on February 24, 2010
I've asked Amazon to remove the review at the bottom of the page. It's nothing but a personal attack by someone who doesn't even have the integrity to reveal who he or she it. Bottom line is that this technique works. The book is full of examples with code, so if you have the ability to type in code from a book you too can see it work in front of your eyes.
As far as "money grubbing" goes, you don't make a lot of money writing books. Sorry to burst anyone's bubble on that issue. ;-)
on January 7, 2010
I don't have a rating on this book because I haven't bought it yet. I was about to when I read the previous review.
I should say I disagree with the reviewer's opinion on Scott Ambler's work. I have read Ambler's articles since the late 1990s (Ronin Intl) and have bought most of the books written or co-authored by Scott Ambler. I do believe most of the concepts/ideas implemented in ORM ([...]) frameworks such as Hibernate/NHibernate, JDO, JPA are there thanks to articles/whitepapers like the ones Ambler has published. I might be wrong but the Object-Relational Impedance Mismatch was first coined by Ambler.
My short advise, read Codd then read Scott Ambler, but don't get stuck on the "SPROCs and cursors" world, move on.
on September 7, 2008
Scott Ambler is a self-serving, money-grubbing charlatan and an OO uncle Tom who aims at data people who know better than to be sucked in by this facile rubbish. His examples demonstrate his lack of understanding. Anyone who began with a DB design like this would be laughed out of the shop for incompetance and improving such a design is not a question of step-wise, small, incremental changes with no impact on the applications that depend on it - in fact they would result in big time disruption.

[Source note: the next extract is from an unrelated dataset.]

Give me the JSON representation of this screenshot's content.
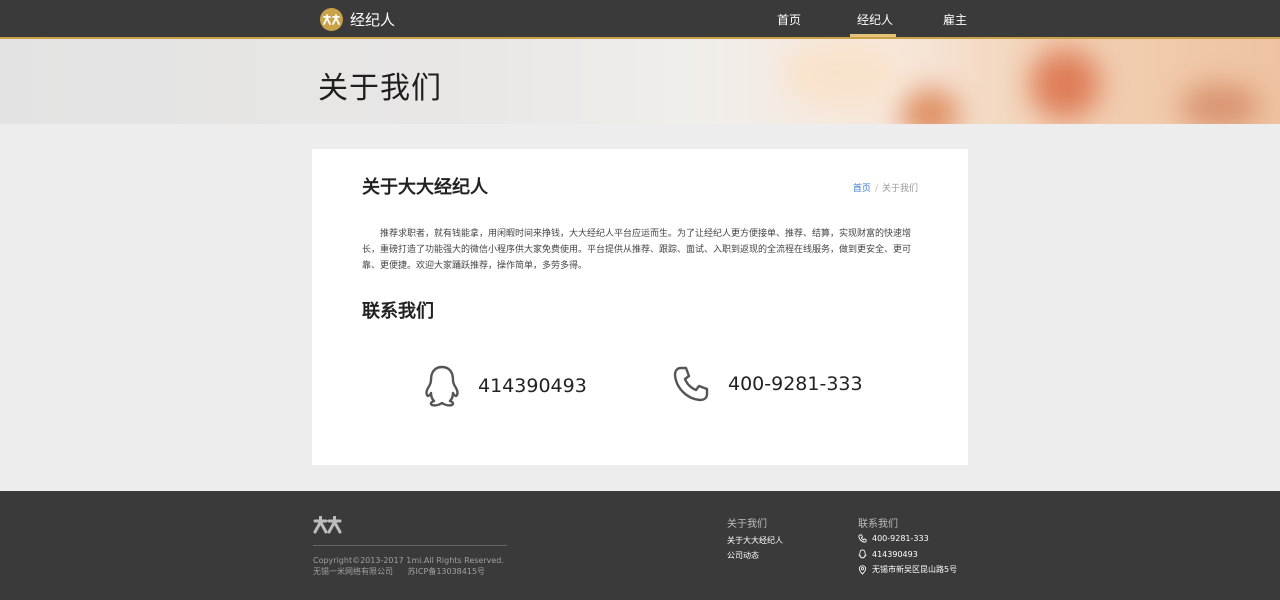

He is just trying to jump on the refactoring bandwagon and find a profitable niche with the NDBA(near-DBAs) community who are OO programmers that do not really understand data concepts. Refactoring is not supposed to be a politically acceptable buzzword for perpetual recoding in the hope that you will eventually approximate to the undefined business requirements you did not take the time to collect in the first place.